4

I'm using a language app to learn German, and I came across the following sentences which I found to be a bit confusing.

Der Junge und das Mädchen sehen dem Fisch zu.

Die Eltern sehen ihren Kindern zu.

Das Kind hört zu.

I tried looking for articles that explain this, but I couldn't find much. Could someone please explain the Grammar points?

13

"Zusehen" and "zuhören" are examples of separable verbs.
A separable verb is composed of a lexical core and a separable particle. In some sentence positions, the core verb and the particle appear in one word, while in others the core verb and the particle are separated.

Mostly the prefix modifies the meaning of the verb. For example:

sehen (see) -> zusehen (watch), ansehen (look at, inspect), aussehen (appear)
hören (hear) -> zuhören (listen)

You can read more about them here, or here, or here, or in any basic grammar book

| improve this answer | |
  • 2
    @KarthikIyengar Please note that most (all?) separable verbs in German are formed of two words that exist separately. Example: "zuhören" is a separable verb and the independent words "zu" and "hören" both exist. In many cases the meaning of such a separable verb is related to the second word ("zuhören" is related to "hören"). However there are counterexamples: The words "an" and "geben" both exist but the meaning of the (existing) word "angeben" neither has to do with "an" nor with "geben". – Martin Rosenau Dec 31 '17 at 6:29

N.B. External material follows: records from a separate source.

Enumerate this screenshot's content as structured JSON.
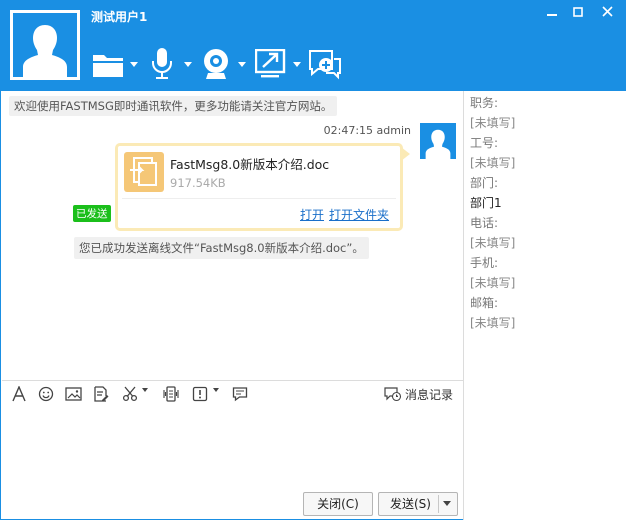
{
  "window": {
    "title": "测试用户1",
    "accent_color": "#1a8fe3"
  },
  "toolbar": {
    "icons": [
      "folder-icon",
      "microphone-icon",
      "webcam-icon",
      "share-screen-icon",
      "group-chat-icon"
    ]
  },
  "chat": {
    "notice": "欢迎使用FASTMSG即时通讯软件，更多功能请关注官方网站。",
    "message_time": "02:47:15 admin",
    "file": {
      "name": "FastMsg8.0新版本介绍.doc",
      "size": "917.54KB",
      "open_label": "打开",
      "open_folder_label": "打开文件夹"
    },
    "sent_badge": "已发送",
    "sent_notice": "您已成功发送离线文件“FastMsg8.0新版本介绍.doc”。"
  },
  "info": {
    "position_label": "职务:",
    "position_value": "[未填写]",
    "job_no_label": "工号:",
    "job_no_value": "[未填写]",
    "department_label": "部门:",
    "department_value": "部门1",
    "phone_label": "电话:",
    "phone_value": "[未填写]",
    "mobile_label": "手机:",
    "mobile_value": "[未填写]",
    "email_label": "邮箱:",
    "email_value": "[未填写]"
  },
  "input_toolbar": {
    "history_label": "消息记录"
  },
  "buttons": {
    "close_label": "关闭(C)",
    "send_label": "发送(S)"
  }
}
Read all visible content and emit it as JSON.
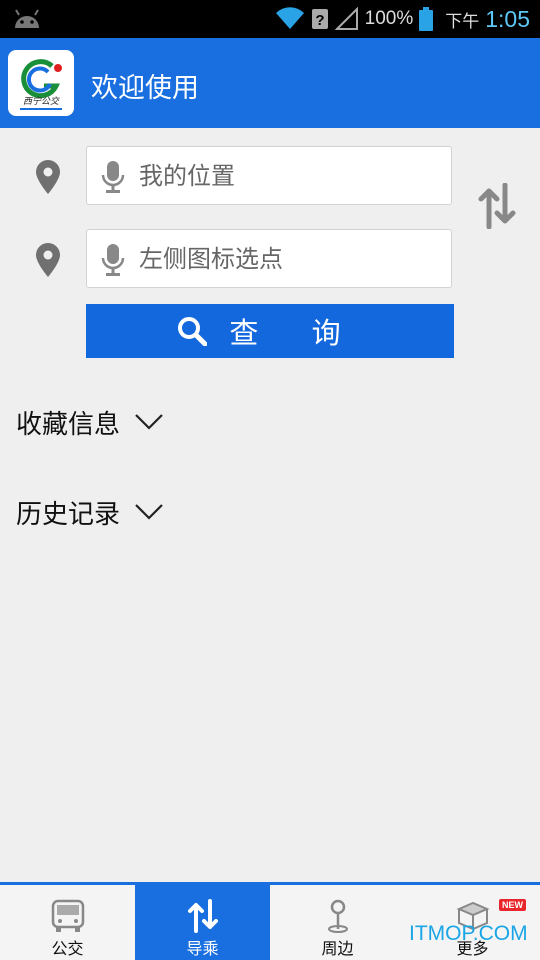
{
  "status_bar": {
    "battery": "100%",
    "time_label": "下午",
    "time": "1:05"
  },
  "header": {
    "title": "欢迎使用",
    "logo_text": "西宁公交"
  },
  "search": {
    "start_placeholder": "我的位置",
    "end_placeholder": "左侧图标选点",
    "query_label": "查 询"
  },
  "sections": {
    "favorites": "收藏信息",
    "history": "历史记录"
  },
  "nav": {
    "items": [
      {
        "label": "公交",
        "icon": "bus-icon"
      },
      {
        "label": "导乘",
        "icon": "route-icon"
      },
      {
        "label": "周边",
        "icon": "nearby-pin-icon"
      },
      {
        "label": "更多",
        "icon": "more-box-icon"
      }
    ],
    "new_badge": "NEW"
  },
  "watermark": "ITMOP.COM",
  "colors": {
    "primary": "#1a6fe0",
    "button": "#1468dd",
    "background": "#efefef"
  }
}
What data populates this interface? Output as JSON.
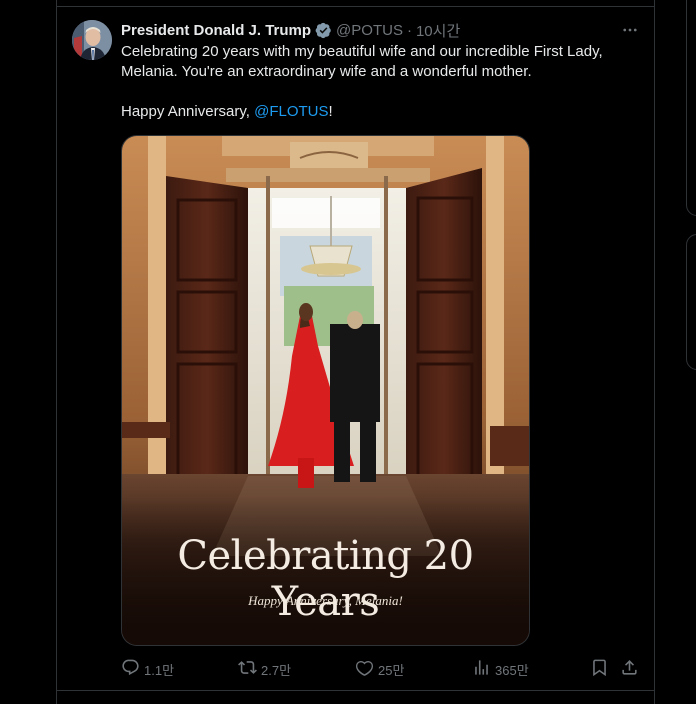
{
  "tweet": {
    "author_name": "President Donald J. Trump",
    "handle": "@POTUS",
    "separator": "·",
    "time": "10시간",
    "line1": "Celebrating 20 years with my beautiful wife and our incredible First Lady,",
    "line2": "Melania. You're an extraordinary wife and a wonderful mother.",
    "line3_prefix": "Happy Anniversary, ",
    "mention": "@FLOTUS",
    "line3_suffix": "!"
  },
  "media": {
    "caption_title": "Celebrating 20 Years",
    "caption_sub": "Happy Anniversary, Melania!"
  },
  "actions": {
    "replies": "1.1만",
    "reposts": "2.7만",
    "likes": "25만",
    "views": "365만"
  },
  "icons": [
    "verified-badge-icon",
    "more-icon",
    "reply-icon",
    "repost-icon",
    "like-icon",
    "views-icon",
    "bookmark-icon",
    "share-icon"
  ],
  "colors": {
    "background": "#000000",
    "text": "#e7e9ea",
    "muted": "#71767b",
    "link": "#1d9bf0",
    "verified": "#829aab"
  }
}
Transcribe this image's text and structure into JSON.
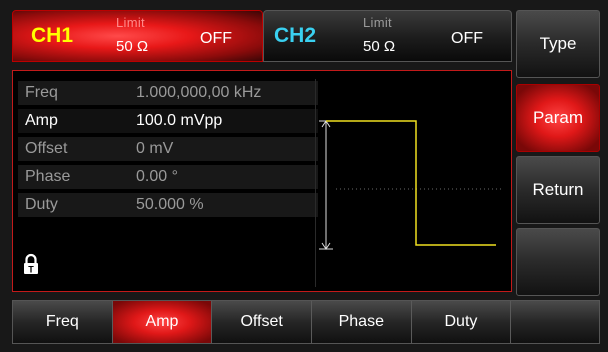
{
  "channels": {
    "ch1": {
      "name": "CH1",
      "limit_caption": "Limit",
      "limit_value": "50 Ω",
      "output": "OFF"
    },
    "ch2": {
      "name": "CH2",
      "limit_caption": "Limit",
      "limit_value": "50 Ω",
      "output": "OFF"
    }
  },
  "params": [
    {
      "label": "Freq",
      "value": "1.000,000,00 kHz",
      "selected": false
    },
    {
      "label": "Amp",
      "value": "100.0 mVpp",
      "selected": true
    },
    {
      "label": "Offset",
      "value": "0 mV",
      "selected": false
    },
    {
      "label": "Phase",
      "value": "0.00 °",
      "selected": false
    },
    {
      "label": "Duty",
      "value": "50.000 %",
      "selected": false
    }
  ],
  "waveform": {
    "type": "square",
    "duty_percent": 50,
    "color": "#f0e020"
  },
  "softkeys": [
    {
      "label": "Type",
      "active": false
    },
    {
      "label": "Param",
      "active": true
    },
    {
      "label": "Return",
      "active": false
    },
    {
      "label": "",
      "active": false
    }
  ],
  "bottom_menu": [
    {
      "label": "Freq",
      "active": false
    },
    {
      "label": "Amp",
      "active": true
    },
    {
      "label": "Offset",
      "active": false
    },
    {
      "label": "Phase",
      "active": false
    },
    {
      "label": "Duty",
      "active": false
    }
  ],
  "icons": {
    "lock": "lock-icon"
  },
  "colors": {
    "accent_red": "#e01818",
    "ch1": "#ffff00",
    "ch2": "#3ad0f0"
  }
}
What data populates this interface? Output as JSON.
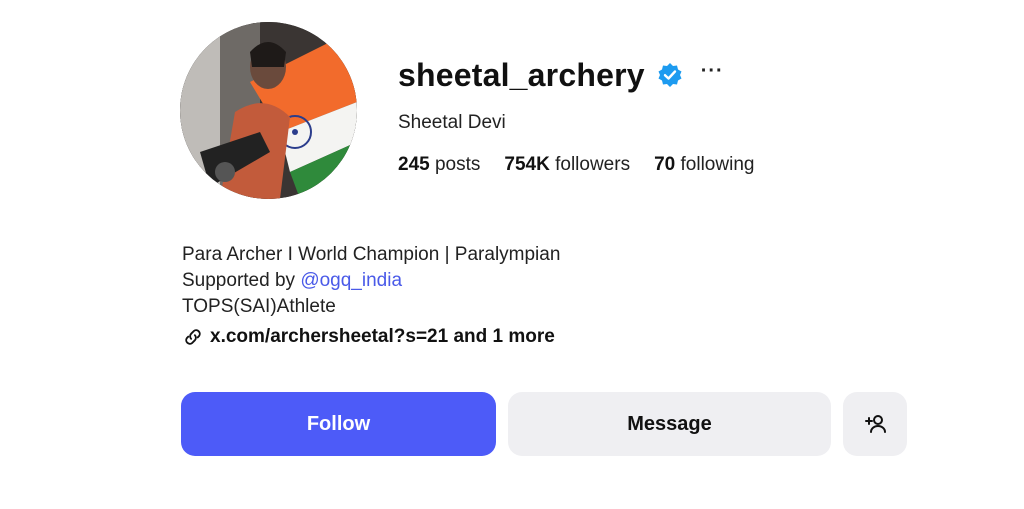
{
  "profile": {
    "username": "sheetal_archery",
    "full_name": "Sheetal Devi",
    "verified_icon": "verified-badge-icon",
    "more_label": "···"
  },
  "stats": {
    "posts_count": "245",
    "posts_label": "posts",
    "followers_count": "754K",
    "followers_label": "followers",
    "following_count": "70",
    "following_label": "following"
  },
  "bio": {
    "line1": "Para Archer I World Champion | Paralympian",
    "line2_prefix": "Supported by ",
    "line2_mention": "@ogq_india",
    "line3": "TOPS(SAI)Athlete",
    "link_text": "x.com/archersheetal?s=21 and 1 more"
  },
  "actions": {
    "follow_label": "Follow",
    "message_label": "Message",
    "suggest_icon": "add-person-icon"
  },
  "colors": {
    "accent": "#4d5bf8",
    "mention": "#4a5ae8",
    "verified": "#1d9bf0",
    "secondary_button": "#efeff2"
  }
}
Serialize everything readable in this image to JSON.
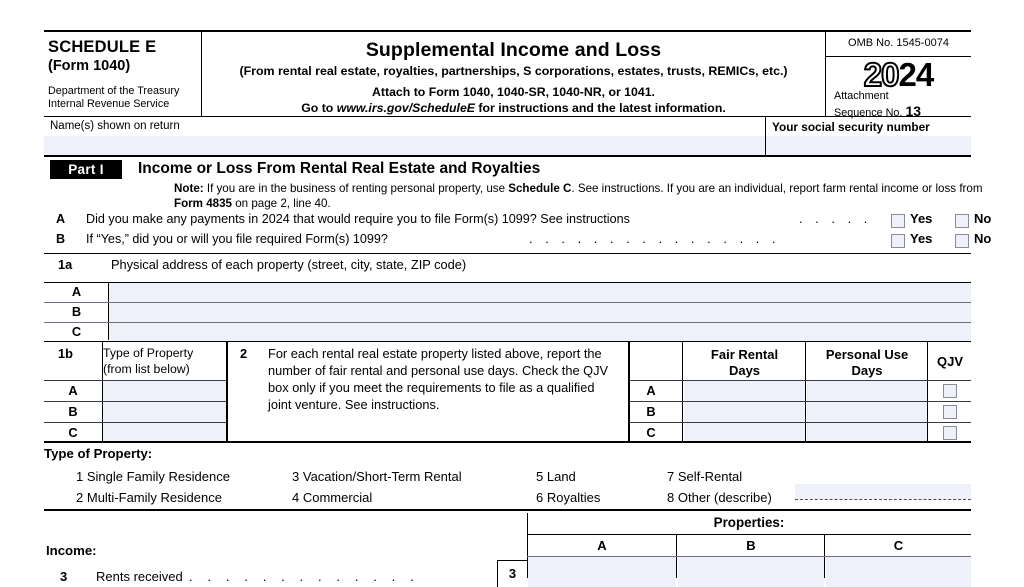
{
  "header": {
    "schedule_name": "SCHEDULE E",
    "form_ref": "(Form 1040)",
    "dept_line1": "Department of the Treasury",
    "dept_line2": "Internal Revenue Service",
    "title": "Supplemental Income and Loss",
    "subtitle": "(From rental real estate, royalties, partnerships, S corporations, estates, trusts, REMICs, etc.)",
    "attach_line": "Attach to Form 1040, 1040-SR, 1040-NR, or 1041.",
    "goto_prefix": "Go to ",
    "goto_url": "www.irs.gov/ScheduleE",
    "goto_suffix": " for instructions and the latest information.",
    "omb": "OMB No. 1545-0074",
    "year_hollow": "20",
    "year_solid": "24",
    "attachment_label_1": "Attachment",
    "attachment_label_2": "Sequence No.",
    "sequence_no": "13"
  },
  "name_row": {
    "name_label": "Name(s) shown on return",
    "name_value": "",
    "ssn_label": "Your social security number",
    "ssn_value": ""
  },
  "part1": {
    "badge": "Part I",
    "title": "Income or Loss From Rental Real Estate and Royalties",
    "note_bold": "Note:",
    "note_text_1": " If you are in the business of renting personal property, use ",
    "note_bold_2": "Schedule C",
    "note_text_2": ". See instructions. If you are an individual, report farm rental income or loss from ",
    "note_bold_3": "Form 4835",
    "note_text_3": " on page 2, line 40."
  },
  "questions": [
    {
      "letter": "A",
      "text": "Did you make any payments in 2024 that would require you to file Form(s) 1099? See instructions",
      "leader": ". . . . .",
      "yes_label": "Yes",
      "no_label": "No",
      "yes_checked": false,
      "no_checked": false
    },
    {
      "letter": "B",
      "text": "If “Yes,” did you or will you file required Form(s) 1099?",
      "leader": ". . . . . . . . . . . . . . . .",
      "yes_label": "Yes",
      "no_label": "No",
      "yes_checked": false,
      "no_checked": false
    }
  ],
  "line_1a": {
    "number": "1a",
    "label": "Physical address of each property (street, city, state, ZIP code)",
    "rows": [
      {
        "letter": "A",
        "value": ""
      },
      {
        "letter": "B",
        "value": ""
      },
      {
        "letter": "C",
        "value": ""
      }
    ]
  },
  "line_1b": {
    "number": "1b",
    "col_header_1": "Type of Property",
    "col_header_2": "(from list below)",
    "rows": [
      {
        "letter": "A",
        "value": ""
      },
      {
        "letter": "B",
        "value": ""
      },
      {
        "letter": "C",
        "value": ""
      }
    ],
    "line2_number": "2",
    "line2_text": "For each rental real estate property listed above, report the number of fair rental and personal use days. Check the QJV box only if you meet the requirements to file as a qualified joint venture. See instructions.",
    "days_headers": {
      "fair_rental": "Fair Rental\nDays",
      "fair_rental_l1": "Fair Rental",
      "fair_rental_l2": "Days",
      "personal_use_l1": "Personal Use",
      "personal_use_l2": "Days",
      "qjv": "QJV"
    },
    "days_rows": [
      {
        "letter": "A",
        "fair_rental_days": "",
        "personal_use_days": "",
        "qjv_checked": false
      },
      {
        "letter": "B",
        "fair_rental_days": "",
        "personal_use_days": "",
        "qjv_checked": false
      },
      {
        "letter": "C",
        "fair_rental_days": "",
        "personal_use_days": "",
        "qjv_checked": false
      }
    ]
  },
  "type_of_property": {
    "heading": "Type of Property:",
    "items": [
      {
        "number": "1",
        "label": "Single Family Residence"
      },
      {
        "number": "2",
        "label": "Multi-Family Residence"
      },
      {
        "number": "3",
        "label": "Vacation/Short-Term Rental"
      },
      {
        "number": "4",
        "label": "Commercial"
      },
      {
        "number": "5",
        "label": "Land"
      },
      {
        "number": "6",
        "label": "Royalties"
      },
      {
        "number": "7",
        "label": "Self-Rental"
      },
      {
        "number": "8",
        "label": "Other (describe)"
      }
    ],
    "other_value": ""
  },
  "properties_section": {
    "properties_title": "Properties:",
    "columns": [
      "A",
      "B",
      "C"
    ],
    "income_label": "Income:",
    "line3": {
      "number": "3",
      "label": "Rents received",
      "leader": ". . . . . . . . . . . . .",
      "box_number": "3",
      "values": [
        "",
        "",
        ""
      ]
    }
  },
  "colors": {
    "field_fill": "#eef1fa",
    "rule": "#000000",
    "checkbox_border": "#8b8b99"
  }
}
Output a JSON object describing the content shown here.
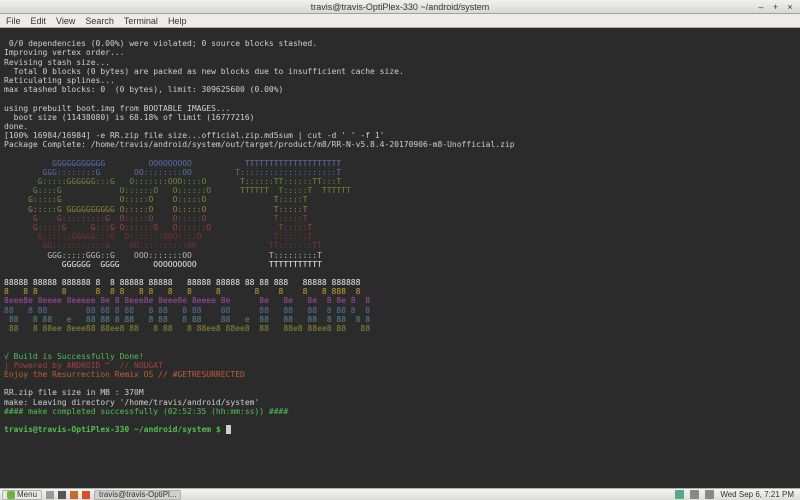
{
  "window": {
    "title": "travis@travis-OptiPlex-330 ~/android/system",
    "menu": [
      "File",
      "Edit",
      "View",
      "Search",
      "Terminal",
      "Help"
    ],
    "controls": {
      "min": "–",
      "max": "+",
      "close": "×"
    }
  },
  "build_output": {
    "l1": " 0/0 dependencies (0.00%) were violated; 0 source blocks stashed.",
    "l2": "Improving vertex order...",
    "l3": "Revising stash size...",
    "l4": "  Total 0 blocks (0 bytes) are packed as new blocks due to insufficient cache size.",
    "l5": "Reticulating splines...",
    "l6": "max stashed blocks: 0  (0 bytes), limit: 309625600 (0.00%)",
    "l7": "",
    "l8": "using prebuilt boot.img from BOOTABLE IMAGES...",
    "l9": "  boot size (11438080) is 68.18% of limit (16777216)",
    "l10": "done.",
    "l11": "[100% 16984/16984] -e RR.zip file size...official.zip.md5sum | cut -d ' ' -f 1'",
    "l12": "Package Complete: /home/travis/android/system/out/target/product/m8/RR-N-v5.8.4-20170906-m8-Unofficial.zip"
  },
  "ascii_art": {
    "g1": "          GGGGGGGGGGG         OOOOOOOOO           TTTTTTTTTTTTTTTTTTTT",
    "g2": "        GGG::::::::G       OO::::::::OO         T::::::::::::::::::::T",
    "g3": "       G:::::GGGGGG:::G   O:::::::OOO::::O       T::::::TT::::::TT:::T",
    "g4": "      G::::G            O::::::O   O::::::O      TTTTTT  T:::::T  TTTTTT",
    "g5": "     G:::::G            O:::::O    O:::::O              T:::::T",
    "g6": "     G:::::G GGGGGGGGGG O:::::O    O:::::O              T:::::T",
    "g7": "      G    G:::::::::G  O:::::O    O:::::O              T:::::T",
    "g8": "      G:::::G     G:::G O::::::O   O::::::O              T:::::T",
    "g9": "       G::::::GGGGG:::G  O:::::::OOO::::O               T::::::T",
    "g10": "        GG:::::::::::G    OO::::::::::OO               TT:::::::TT",
    "g11": "         GGG:::::GGG::G    OOO:::::::OO                T:::::::::T",
    "g12": "            GGGGGG  GGGG       OOOOOOOOO               TTTTTTTTTTT"
  },
  "rr_art": {
    "r1": "88888 88888 888888 8  8 88888 88888   88888 88888 88 88 888   88888 888888",
    "r2": "8   8 8     8      8  8 8   8 8   8   8     8       8    8    8   8 888  8",
    "r3": "8eee8e 8eeee 8eeeee 8e 8 8eee8e 8eee8e 8eeee 8e      8e   8e   8e  8 8e 8  8",
    "r4": "88   8 88        88 88 8 88   8 88   8 88    88      88   88   88  8 88 8  8",
    "r5": " 88   8 88   e   88 88 8 88   8 88   8 88    88   e  88   88   88  8 88  8 8",
    "r6": " 88   8 88ee 8eee88 88ee8 88   8 88   8 88ee8 88ee8  88   88e8 88ee8 88   88"
  },
  "status": {
    "build_done": "√ Build is Successfully Done!",
    "powered": "| Powered by ANDROID ™  // NOUGAT",
    "enjoy": "Enjoy the Resurrection Remix OS // #GETRESURRECTED",
    "zip_size": "RR.zip file size in MB : 370M",
    "make_leave": "make: Leaving directory '/home/travis/android/system'",
    "make_done": "#### make completed successfully (02:52:35 (hh:mm:ss)) ####"
  },
  "prompt": {
    "user_host": "travis@travis-OptiPlex-330",
    "path": " ~/android/system $ "
  },
  "taskbar": {
    "menu_label": "Menu",
    "app_label": "travis@travis-OptiPl...",
    "clock": "Wed Sep 6,  7:21 PM"
  }
}
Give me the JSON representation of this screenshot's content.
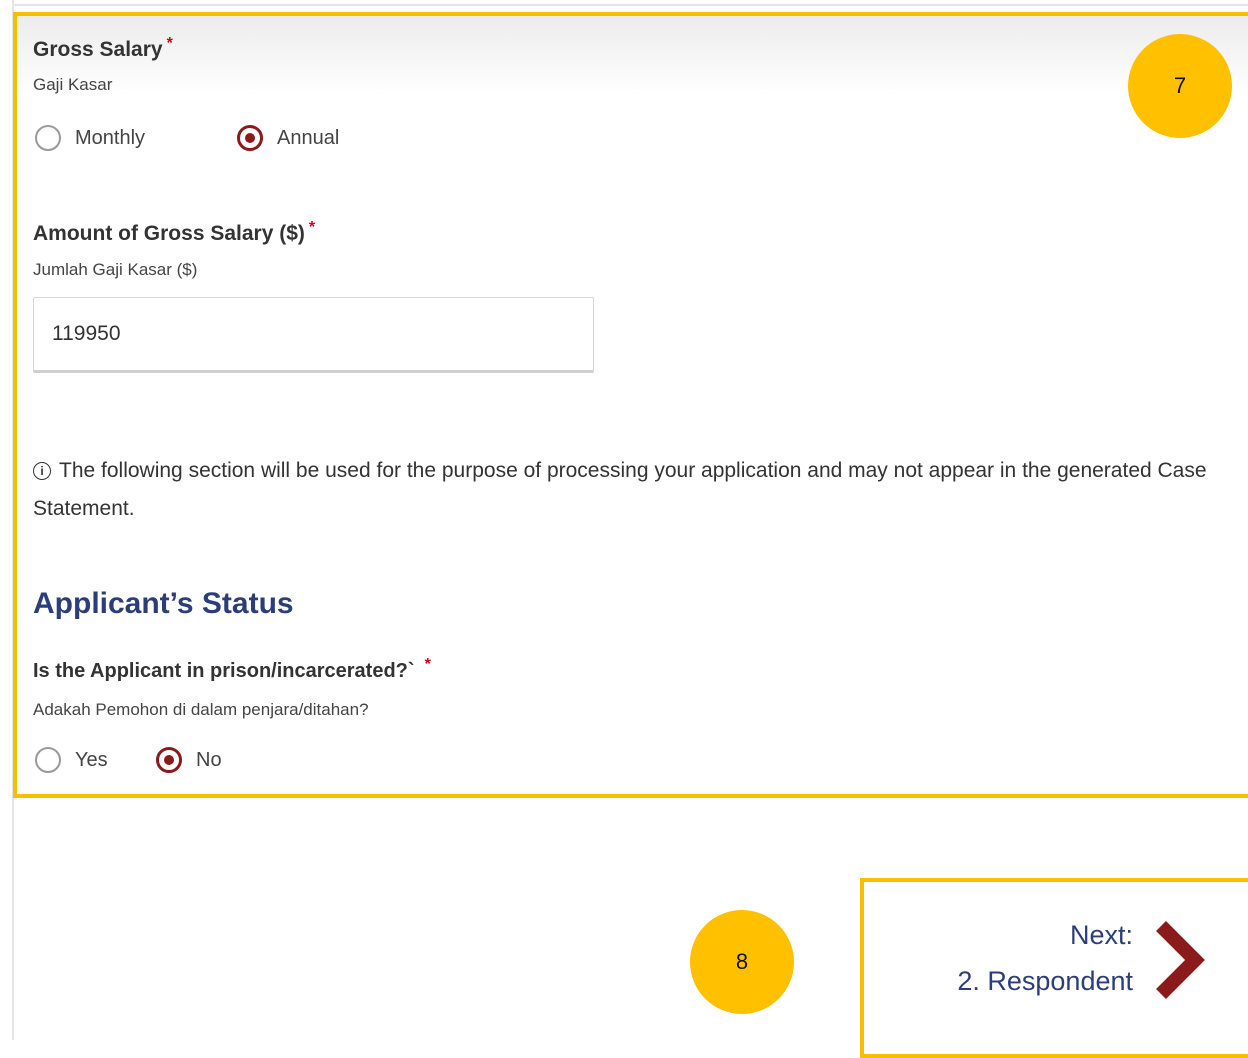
{
  "gross_salary": {
    "label": "Gross Salary",
    "sublabel": "Gaji Kasar",
    "required_mark": "*",
    "options": [
      {
        "label": "Monthly",
        "checked": false
      },
      {
        "label": "Annual",
        "checked": true
      }
    ]
  },
  "amount": {
    "label": "Amount of Gross Salary ($)",
    "sublabel": "Jumlah Gaji Kasar ($)",
    "required_mark": "*",
    "value": "119950"
  },
  "info": {
    "icon": "info-icon",
    "text": "The following section will be used for the purpose of processing your application and may not appear in the generated Case Statement."
  },
  "applicant_status": {
    "title": "Applicant’s Status",
    "question": "Is the Applicant in prison/incarcerated?`",
    "question_sub": "Adakah Pemohon di dalam penjara/ditahan?",
    "required_mark": "*",
    "options": [
      {
        "label": "Yes",
        "checked": false
      },
      {
        "label": "No",
        "checked": true
      }
    ]
  },
  "navigation": {
    "next_prefix": "Next:",
    "next_label": "2. Respondent",
    "icon": "chevron-right-icon"
  },
  "callouts": [
    "7",
    "8"
  ],
  "colors": {
    "accent": "#8b1a1a",
    "heading": "#2c3e7a",
    "highlight": "#f5c000",
    "callout": "#ffc000",
    "required": "#d0021b"
  }
}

Not the answer you're looking for? Browse other questions tagged or ask your own question.